external battery connects to a connector found underneath a very
small door on the underside of the notebook. The CV50 runs for
about 2.5 hours using the internal battery with WiFi
gorgeous and unique. If the smallest, lightest notebook is your
thing, the Mebius wins: you won't even know you're carrying it.
It is the most petit notebook available in the US, and provides
adequate processing power and expansion so you won't be pining
for a full-sized beast. Reasonably good expansion with two USB
ports, CF and SD slots and audio ports. The display is small,
but lovely with great sharpness, color saturation and a nice glassy
look. Con: You need good eyes
for the small display and patience when typing on the miniaturized
keyboard. No FireWire port and no PCMCIA slot. If you need wired
RJ45 Ethernet or a 56k dial up modem, you'll need to get one of
the CF Ethernet cards designed for Pocket PCs. CDROM drive not included.
Price $1,899 from Dynamism. Configurations with
more memory and Windows XP Pro available at an additional charge.
x 6.2"(L) x 1.2"(H).
Weight: 1.94 pounds (880 grams).
color LCD, 64K colors, Screen Size Diag: 7.2 ",
Resolution: 1280 x 768. ATI
Mobility Radeon graphics processor with
16 megs of RAM and a 350MHz Internal DAC.
GHz Transmeta Efficeon TM8600 processor with 1 meg
level 2 cache. 256 megs RAM standard, 512 meg configuration
Drive(s):20 gig hard drive. External USB floppy and
CDRW/DVD drives sold separately.
Lithium Ion rechargeable battery (permanently installed).
Capacity unknown. Extended battery available for
purchase (Sharp doesn't state capacity).
in speaker, 3.5mm standard mic and
stereo headphone jacks. AV remote included.
USB 2.0, 1 stereo audio out and mic in, 1 docking
cable port (for docking Mebius as a hard drive on
another Windows XP machine), proprietary VGA connector
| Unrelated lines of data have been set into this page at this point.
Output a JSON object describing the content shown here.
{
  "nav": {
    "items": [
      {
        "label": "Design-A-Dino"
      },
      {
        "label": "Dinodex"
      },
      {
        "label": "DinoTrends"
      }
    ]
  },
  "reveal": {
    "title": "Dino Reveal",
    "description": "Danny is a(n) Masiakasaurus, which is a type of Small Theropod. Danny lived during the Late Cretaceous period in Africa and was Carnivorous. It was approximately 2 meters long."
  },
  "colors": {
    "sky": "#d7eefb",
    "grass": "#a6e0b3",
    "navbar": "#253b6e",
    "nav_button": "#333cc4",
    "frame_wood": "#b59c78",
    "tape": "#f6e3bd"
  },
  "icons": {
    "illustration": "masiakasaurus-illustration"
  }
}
(requires VGA dongle sold separately).
English version of Windows
XP Home Edition (Pro also available).
SD (Secure Digital) slot, 1 CF type II slot.